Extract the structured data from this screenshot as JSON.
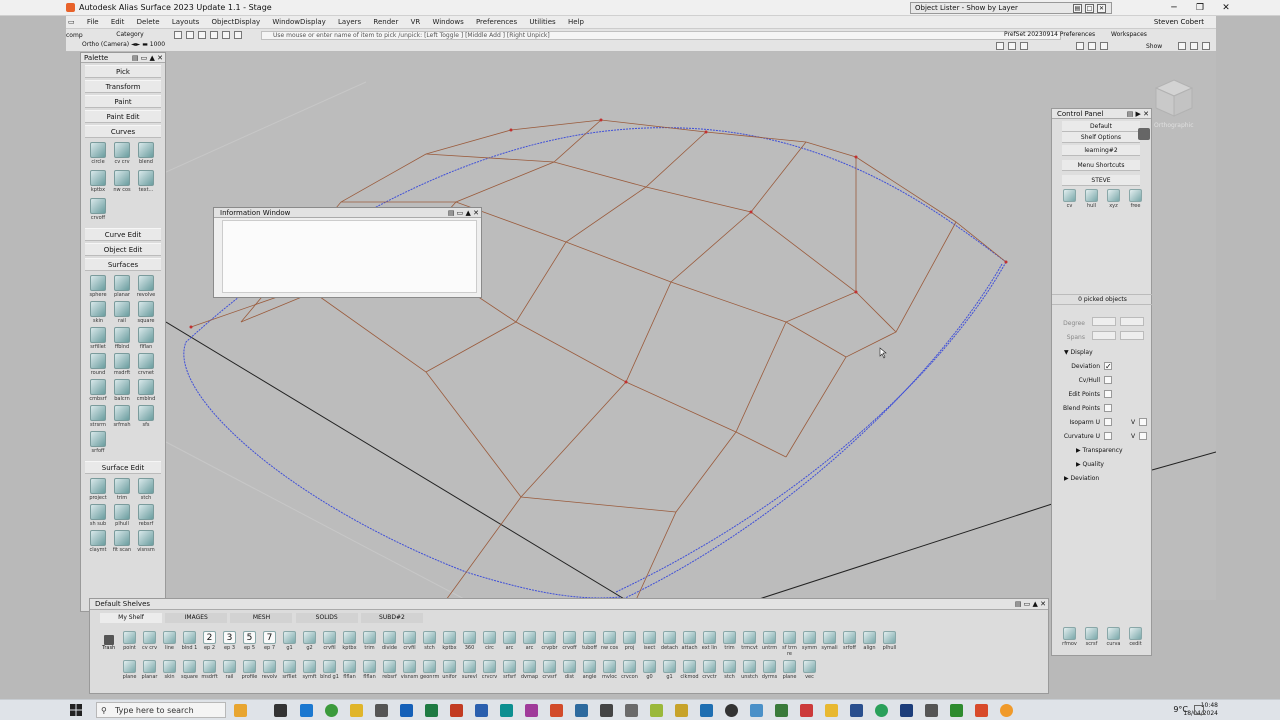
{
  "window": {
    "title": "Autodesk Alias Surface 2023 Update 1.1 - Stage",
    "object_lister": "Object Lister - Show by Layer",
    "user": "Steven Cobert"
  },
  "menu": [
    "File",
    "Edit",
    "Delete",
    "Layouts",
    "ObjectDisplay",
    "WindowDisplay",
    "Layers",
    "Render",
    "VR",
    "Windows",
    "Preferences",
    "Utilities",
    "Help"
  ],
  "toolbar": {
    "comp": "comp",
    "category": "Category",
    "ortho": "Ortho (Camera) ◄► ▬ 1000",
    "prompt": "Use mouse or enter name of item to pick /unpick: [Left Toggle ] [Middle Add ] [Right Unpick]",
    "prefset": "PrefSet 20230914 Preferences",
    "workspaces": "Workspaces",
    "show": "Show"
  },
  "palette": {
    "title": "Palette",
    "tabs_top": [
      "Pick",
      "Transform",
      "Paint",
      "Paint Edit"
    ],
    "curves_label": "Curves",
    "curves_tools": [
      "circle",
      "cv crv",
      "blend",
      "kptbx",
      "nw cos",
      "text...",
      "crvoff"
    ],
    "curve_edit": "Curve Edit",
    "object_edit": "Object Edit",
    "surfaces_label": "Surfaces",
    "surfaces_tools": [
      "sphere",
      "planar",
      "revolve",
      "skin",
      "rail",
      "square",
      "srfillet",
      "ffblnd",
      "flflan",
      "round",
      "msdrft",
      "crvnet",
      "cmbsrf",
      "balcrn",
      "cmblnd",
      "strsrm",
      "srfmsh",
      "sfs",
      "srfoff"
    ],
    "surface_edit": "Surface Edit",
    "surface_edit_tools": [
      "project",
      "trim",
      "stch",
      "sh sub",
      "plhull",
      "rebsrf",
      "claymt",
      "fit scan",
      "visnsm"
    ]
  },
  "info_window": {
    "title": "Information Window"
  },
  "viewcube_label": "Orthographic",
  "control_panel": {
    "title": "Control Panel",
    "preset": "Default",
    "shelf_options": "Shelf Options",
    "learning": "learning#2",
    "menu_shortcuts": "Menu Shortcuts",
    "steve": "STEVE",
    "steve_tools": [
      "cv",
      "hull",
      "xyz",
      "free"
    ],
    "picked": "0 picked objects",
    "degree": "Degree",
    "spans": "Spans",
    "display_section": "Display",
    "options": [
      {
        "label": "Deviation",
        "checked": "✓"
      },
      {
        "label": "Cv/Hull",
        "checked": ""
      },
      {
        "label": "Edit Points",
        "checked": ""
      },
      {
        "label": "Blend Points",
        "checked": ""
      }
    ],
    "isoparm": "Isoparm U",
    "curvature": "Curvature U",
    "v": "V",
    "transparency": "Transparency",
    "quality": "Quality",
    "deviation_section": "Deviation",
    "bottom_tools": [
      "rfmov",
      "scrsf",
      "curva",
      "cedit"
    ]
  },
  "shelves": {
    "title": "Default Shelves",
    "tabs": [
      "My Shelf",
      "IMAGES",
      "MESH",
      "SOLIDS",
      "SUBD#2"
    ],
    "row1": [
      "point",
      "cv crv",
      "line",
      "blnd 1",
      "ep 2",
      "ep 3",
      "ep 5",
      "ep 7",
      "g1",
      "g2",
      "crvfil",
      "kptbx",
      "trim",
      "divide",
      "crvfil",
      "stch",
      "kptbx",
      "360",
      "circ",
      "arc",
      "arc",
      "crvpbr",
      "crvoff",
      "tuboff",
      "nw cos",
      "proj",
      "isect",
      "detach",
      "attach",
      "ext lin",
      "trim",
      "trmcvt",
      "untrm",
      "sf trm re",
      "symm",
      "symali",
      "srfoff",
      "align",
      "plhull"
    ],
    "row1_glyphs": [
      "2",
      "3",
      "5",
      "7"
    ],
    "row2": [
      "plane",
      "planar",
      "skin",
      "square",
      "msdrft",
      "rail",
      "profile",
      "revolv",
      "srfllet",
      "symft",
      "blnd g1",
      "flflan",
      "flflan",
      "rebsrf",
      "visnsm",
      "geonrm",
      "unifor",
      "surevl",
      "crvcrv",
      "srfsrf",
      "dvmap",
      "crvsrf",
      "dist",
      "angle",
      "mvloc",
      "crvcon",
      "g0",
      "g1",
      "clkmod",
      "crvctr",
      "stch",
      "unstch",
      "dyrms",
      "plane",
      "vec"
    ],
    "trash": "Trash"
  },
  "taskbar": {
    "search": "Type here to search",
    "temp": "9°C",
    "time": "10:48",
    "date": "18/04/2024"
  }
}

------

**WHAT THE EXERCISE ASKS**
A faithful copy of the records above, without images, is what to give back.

**FINAL ANSWER**
Extract the structured data from this screenshot as JSON.
{
  "window": {
    "title": "Autodesk Alias Surface 2023 Update 1.1 - Stage",
    "object_lister": "Object Lister - Show by Layer",
    "user": "Steven Cobert"
  },
  "menu": [
    "File",
    "Edit",
    "Delete",
    "Layouts",
    "ObjectDisplay",
    "WindowDisplay",
    "Layers",
    "Render",
    "VR",
    "Windows",
    "Preferences",
    "Utilities",
    "Help"
  ],
  "toolbar": {
    "comp": "comp",
    "category": "Category",
    "ortho": "Ortho (Camera) ◄► ▬ 1000",
    "prompt": "Use mouse or enter name of item to pick /unpick: [Left Toggle ] [Middle Add ] [Right Unpick]",
    "prefset": "PrefSet 20230914 Preferences",
    "workspaces": "Workspaces",
    "show": "Show"
  },
  "palette": {
    "title": "Palette",
    "tabs_top": [
      "Pick",
      "Transform",
      "Paint",
      "Paint Edit"
    ],
    "curves_label": "Curves",
    "curves_tools": [
      "circle",
      "cv crv",
      "blend",
      "kptbx",
      "nw cos",
      "text...",
      "crvoff"
    ],
    "curve_edit": "Curve Edit",
    "object_edit": "Object Edit",
    "surfaces_label": "Surfaces",
    "surfaces_tools": [
      "sphere",
      "planar",
      "revolve",
      "skin",
      "rail",
      "square",
      "srfillet",
      "ffblnd",
      "flflan",
      "round",
      "msdrft",
      "crvnet",
      "cmbsrf",
      "balcrn",
      "cmblnd",
      "strsrm",
      "srfmsh",
      "sfs",
      "srfoff"
    ],
    "surface_edit": "Surface Edit",
    "surface_edit_tools": [
      "project",
      "trim",
      "stch",
      "sh sub",
      "plhull",
      "rebsrf",
      "claymt",
      "fit scan",
      "visnsm"
    ]
  },
  "info_window": {
    "title": "Information Window"
  },
  "viewcube_label": "Orthographic",
  "control_panel": {
    "title": "Control Panel",
    "preset": "Default",
    "shelf_options": "Shelf Options",
    "learning": "learning#2",
    "menu_shortcuts": "Menu Shortcuts",
    "steve": "STEVE",
    "steve_tools": [
      "cv",
      "hull",
      "xyz",
      "free"
    ],
    "picked": "0 picked objects",
    "degree": "Degree",
    "spans": "Spans",
    "display_section": "Display",
    "options": [
      {
        "label": "Deviation",
        "checked": "✓"
      },
      {
        "label": "Cv/Hull",
        "checked": ""
      },
      {
        "label": "Edit Points",
        "checked": ""
      },
      {
        "label": "Blend Points",
        "checked": ""
      }
    ],
    "isoparm": "Isoparm U",
    "curvature": "Curvature U",
    "v": "V",
    "transparency": "Transparency",
    "quality": "Quality",
    "deviation_section": "Deviation",
    "bottom_tools": [
      "rfmov",
      "scrsf",
      "curva",
      "cedit"
    ]
  },
  "shelves": {
    "title": "Default Shelves",
    "tabs": [
      "My Shelf",
      "IMAGES",
      "MESH",
      "SOLIDS",
      "SUBD#2"
    ],
    "row1": [
      "point",
      "cv crv",
      "line",
      "blnd 1",
      "ep 2",
      "ep 3",
      "ep 5",
      "ep 7",
      "g1",
      "g2",
      "crvfil",
      "kptbx",
      "trim",
      "divide",
      "crvfil",
      "stch",
      "kptbx",
      "360",
      "circ",
      "arc",
      "arc",
      "crvpbr",
      "crvoff",
      "tuboff",
      "nw cos",
      "proj",
      "isect",
      "detach",
      "attach",
      "ext lin",
      "trim",
      "trmcvt",
      "untrm",
      "sf trm re",
      "symm",
      "symali",
      "srfoff",
      "align",
      "plhull"
    ],
    "row1_glyphs": [
      "2",
      "3",
      "5",
      "7"
    ],
    "row2": [
      "plane",
      "planar",
      "skin",
      "square",
      "msdrft",
      "rail",
      "profile",
      "revolv",
      "srfllet",
      "symft",
      "blnd g1",
      "flflan",
      "flflan",
      "rebsrf",
      "visnsm",
      "geonrm",
      "unifor",
      "surevl",
      "crvcrv",
      "srfsrf",
      "dvmap",
      "crvsrf",
      "dist",
      "angle",
      "mvloc",
      "crvcon",
      "g0",
      "g1",
      "clkmod",
      "crvctr",
      "stch",
      "unstch",
      "dyrms",
      "plane",
      "vec"
    ],
    "trash": "Trash"
  },
  "taskbar": {
    "search": "Type here to search",
    "temp": "9°C",
    "time": "10:48",
    "date": "18/04/2024"
  }
}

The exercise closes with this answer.